During the Halloween season, many people are tempted to add decorative contact lenses to put the finishing touches on their costumes for a cool or spooky look. If you purchase these lenses without a prescription or the involvement of an eye care professional, you can risk serious eye damage.
Most decorative lenses are readily available from street vendors, in novelty shops, or from costume or Halloween shops. Some people are tempted to purchase these lenses as they are usually inexpensive and add a “fun” look to a costume. These lenses should be avoided as they can cause serious infections, which can lead to decreased vision or even blindness.

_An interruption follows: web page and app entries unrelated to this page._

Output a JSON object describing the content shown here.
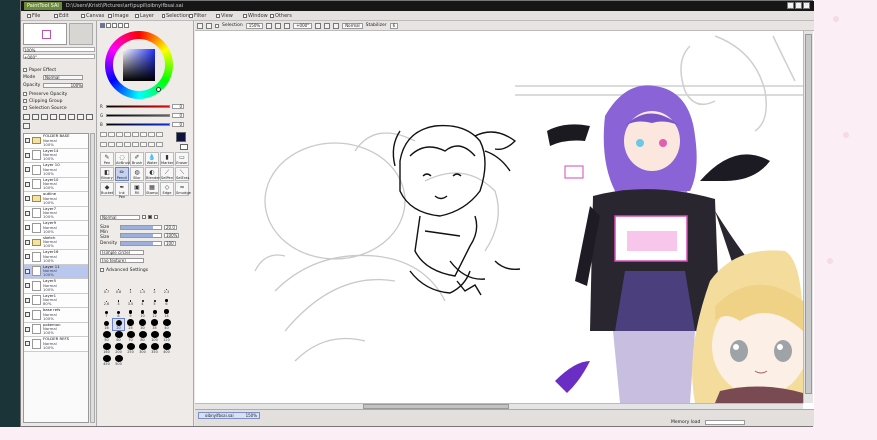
{
  "app": {
    "logo": "PaintTool SAI",
    "path": "D:\\Users\\Kristi\\Pictures\\art\\pupil\\oibnyifbsai.sai"
  },
  "menu": [
    {
      "label": "File"
    },
    {
      "label": "Edit"
    },
    {
      "label": "Canvas"
    },
    {
      "label": "Image"
    },
    {
      "label": "Layer"
    },
    {
      "label": "Selection"
    },
    {
      "label": "Filter"
    },
    {
      "label": "View"
    },
    {
      "label": "Window"
    },
    {
      "label": "Others"
    }
  ],
  "window_buttons": [
    "_",
    "□",
    "×"
  ],
  "navigator": {
    "zoom_value": "100%",
    "angle_value": "+000°"
  },
  "layer_props": {
    "paper_effect": "Paper Effect",
    "mode_label": "Mode",
    "mode_value": "Normal",
    "opacity_label": "Opacity",
    "opacity_value": "100%",
    "preserve_opacity": "Preserve Opacity",
    "clipping_group": "Clipping Group",
    "selection_source": "Selection Source"
  },
  "layers": [
    {
      "name": "FOLDER BASE",
      "mode": "Normal",
      "opacity": "100%",
      "type": "folder",
      "selected": false
    },
    {
      "name": "Layer14",
      "mode": "Normal",
      "opacity": "100%",
      "type": "layer",
      "selected": false
    },
    {
      "name": "Layer 10",
      "mode": "Normal",
      "opacity": "100%",
      "type": "layer",
      "selected": false
    },
    {
      "name": "Layer10",
      "mode": "Normal",
      "opacity": "100%",
      "type": "layer",
      "selected": false
    },
    {
      "name": "outline",
      "mode": "Normal",
      "opacity": "100%",
      "type": "folder",
      "selected": false
    },
    {
      "name": "Layer7",
      "mode": "Normal",
      "opacity": "100%",
      "type": "layer",
      "selected": false
    },
    {
      "name": "Layer9",
      "mode": "Normal",
      "opacity": "100%",
      "type": "layer",
      "selected": false
    },
    {
      "name": "sketch",
      "mode": "Normal",
      "opacity": "100%",
      "type": "folder",
      "selected": false
    },
    {
      "name": "Layer16",
      "mode": "Normal",
      "opacity": "100%",
      "type": "layer",
      "selected": false
    },
    {
      "name": "Layer 11",
      "mode": "Normal",
      "opacity": "100%",
      "type": "layer",
      "selected": true
    },
    {
      "name": "Layer5",
      "mode": "Normal",
      "opacity": "100%",
      "type": "layer",
      "selected": false
    },
    {
      "name": "Layer1",
      "mode": "Normal",
      "opacity": "80%",
      "type": "layer",
      "selected": false
    },
    {
      "name": "base refs",
      "mode": "Normal",
      "opacity": "100%",
      "type": "layer",
      "selected": false
    },
    {
      "name": "pokemon",
      "mode": "Normal",
      "opacity": "100%",
      "type": "layer",
      "selected": false
    },
    {
      "name": "FOLDER REFS",
      "mode": "Normal",
      "opacity": "100%",
      "type": "layer",
      "selected": false
    }
  ],
  "color_sliders": [
    {
      "label": "R",
      "value": "0",
      "color": "#e01010"
    },
    {
      "label": "G",
      "value": "0",
      "color": "#10a010"
    },
    {
      "label": "B",
      "value": "0",
      "color": "#1030e0"
    }
  ],
  "tools": [
    {
      "label": "Pen",
      "glyph": "✎"
    },
    {
      "label": "AirBrush",
      "glyph": "◌"
    },
    {
      "label": "Brush",
      "glyph": "✐"
    },
    {
      "label": "Water",
      "glyph": "💧"
    },
    {
      "label": "Marker",
      "glyph": "▮"
    },
    {
      "label": "Eraser",
      "glyph": "▭"
    },
    {
      "label": "Binary",
      "glyph": "◧"
    },
    {
      "label": "Pencil",
      "glyph": "✏"
    },
    {
      "label": "Blur",
      "glyph": "◍"
    },
    {
      "label": "Blender",
      "glyph": "◐"
    },
    {
      "label": "SelPen",
      "glyph": "⟋"
    },
    {
      "label": "SelEras",
      "glyph": "⟍"
    },
    {
      "label": "Bucket",
      "glyph": "◆"
    },
    {
      "label": "Ink Pen",
      "glyph": "✒"
    },
    {
      "label": "Fill",
      "glyph": "▣"
    },
    {
      "label": "Stamp",
      "glyph": "▦"
    },
    {
      "label": "Edge",
      "glyph": "◇"
    },
    {
      "label": "Smudge",
      "glyph": "≈"
    }
  ],
  "brush": {
    "normal_label": "Normal",
    "size_label": "Size",
    "size_value": "20.0",
    "min_size_label": "Min Size",
    "min_size_value": "100%",
    "density_label": "Density",
    "density_value": "100",
    "shape_value": "(simple circle)",
    "texture_value": "(no texture)",
    "advanced": "Advanced Settings"
  },
  "brush_sizes": [
    {
      "label": "0.7",
      "d": 1
    },
    {
      "label": "0.8",
      "d": 1
    },
    {
      "label": "1",
      "d": 1
    },
    {
      "label": "1.5",
      "d": 1
    },
    {
      "label": "2",
      "d": 1
    },
    {
      "label": "2.3",
      "d": 1
    },
    {
      "label": "2.6",
      "d": 1
    },
    {
      "label": "3",
      "d": 1.5
    },
    {
      "label": "3.5",
      "d": 1.5
    },
    {
      "label": "4",
      "d": 2
    },
    {
      "label": "5",
      "d": 2
    },
    {
      "label": "6",
      "d": 2.5
    },
    {
      "label": "7",
      "d": 3
    },
    {
      "label": "8",
      "d": 3
    },
    {
      "label": "9",
      "d": 3.5
    },
    {
      "label": "10",
      "d": 3.5
    },
    {
      "label": "12",
      "d": 4
    },
    {
      "label": "14",
      "d": 4.5
    },
    {
      "label": "16",
      "d": 5
    },
    {
      "label": "20",
      "d": 6
    },
    {
      "label": "25",
      "d": 6.5
    },
    {
      "label": "30",
      "d": 7
    },
    {
      "label": "35",
      "d": 7.5
    },
    {
      "label": "40",
      "d": 8
    },
    {
      "label": "50",
      "d": 8
    },
    {
      "label": "60",
      "d": 8
    },
    {
      "label": "70",
      "d": 8
    },
    {
      "label": "80",
      "d": 8
    },
    {
      "label": "100",
      "d": 8
    },
    {
      "label": "120",
      "d": 8
    },
    {
      "label": "160",
      "d": 8
    },
    {
      "label": "200",
      "d": 8
    },
    {
      "label": "250",
      "d": 8
    },
    {
      "label": "300",
      "d": 8
    },
    {
      "label": "350",
      "d": 8
    },
    {
      "label": "400",
      "d": 8
    },
    {
      "label": "450",
      "d": 8
    },
    {
      "label": "500",
      "d": 8
    }
  ],
  "selected_brush_size": "20",
  "canvas_toolbar": {
    "selection_label": "Selection",
    "zoom": "150%",
    "angle": "+000°",
    "mode": "Normal",
    "stabilizer_label": "Stabilizer",
    "stabilizer_value": "6"
  },
  "tabs": [
    {
      "name": "oibnyifbsai.sai",
      "zoom": "150%"
    }
  ],
  "status": {
    "memory": "Memory load"
  },
  "colors": {
    "accent": "#5577cc",
    "selected_layer": "#b9c6ee",
    "fg_color": "#0e1240"
  }
}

The Food and Drug Administration (FDA), along with a variety of eye care professionals are warning consumers about the use of decorative lenses. They warn that serious eye disorders and infections can occur when wearing lenses without the benefit of being fitted professionally with an eye examination and prescription. The FDA states that although it’s illegal to sell decorative contact lenses without a valid prescription, they can be bought easily on the internet and in retail shops. The FDA warns:
- They are not cosmetics or over-the-counter merchandise. They are medical devices regulated by the Food and Drug Administration (FDA). Places that advertise them as cosmetics or sell them without a prescription are breaking the law.

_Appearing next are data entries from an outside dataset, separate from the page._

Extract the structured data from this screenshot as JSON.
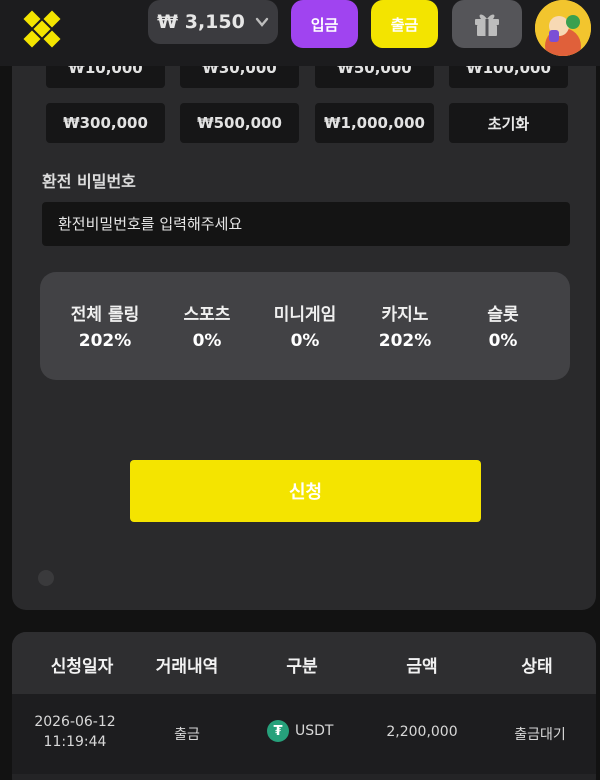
{
  "header": {
    "balance": "₩ 3,150",
    "deposit_label": "입금",
    "withdraw_label": "출금",
    "colors": {
      "deposit": "#a044f0",
      "withdraw": "#f3e400",
      "accent_yellow": "#f3e400"
    }
  },
  "amounts": {
    "row1": [
      "₩10,000",
      "₩30,000",
      "₩50,000",
      "₩100,000"
    ],
    "row2": [
      "₩300,000",
      "₩500,000",
      "₩1,000,000"
    ],
    "reset_label": "초기화"
  },
  "password": {
    "label": "환전 비밀번호",
    "placeholder": "환전비밀번호를 입력해주세요"
  },
  "rolling": [
    {
      "label": "전체 롤링",
      "value": "202%"
    },
    {
      "label": "스포츠",
      "value": "0%"
    },
    {
      "label": "미니게임",
      "value": "0%"
    },
    {
      "label": "카지노",
      "value": "202%"
    },
    {
      "label": "슬롯",
      "value": "0%"
    }
  ],
  "apply_label": "신청",
  "history": {
    "columns": [
      "신청일자",
      "거래내역",
      "구분",
      "금액",
      "상태"
    ],
    "rows": [
      {
        "date": "2026-06-12",
        "time": "11:19:44",
        "type": "출금",
        "currency": "USDT",
        "amount": "2,200,000",
        "status": "출금대기"
      }
    ]
  },
  "icons": [
    "logo-icon",
    "chevron-down-icon",
    "gift-icon",
    "avatar-icon",
    "tether-icon"
  ]
}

- They are not “one size fits all.” An eye doctor (ophthalmologist or optometrist) must measure each eye to properly fit the lenses and evaluate how your eye responds to contact lens wear. A poor fit can cause serious eye damage, including
- scratches on the cornea (the clear dome of tissue over the iris – the part of the eye that gives you your eye color)
- corneal infection (an ulcer on the cornea)
- conjunctivitis (pink eye)
- decreased vision
- Places that sell decorative lenses without a prescription may give you few or no instructions on how to clean and care for your lenses.
Where Not to Buy Contact Lenses
The FDA is aware that many places illegally sell decorative contact lenses to consumers without valid prescriptions for as little as $20. You should never buy lenses from:
- street vendors
- salons or beauty supply stores
- flea markets
- novelty stores
- Halloween stores
- record or video stores
- convenience stores
- beach shops
- Internet (unless the site requires a prescription)
Infection or loss of vision is a high price to pay for a Halloween costume. If you want to purchase the lenses for your costume, make sure to see an eye professional for an examination and prescription.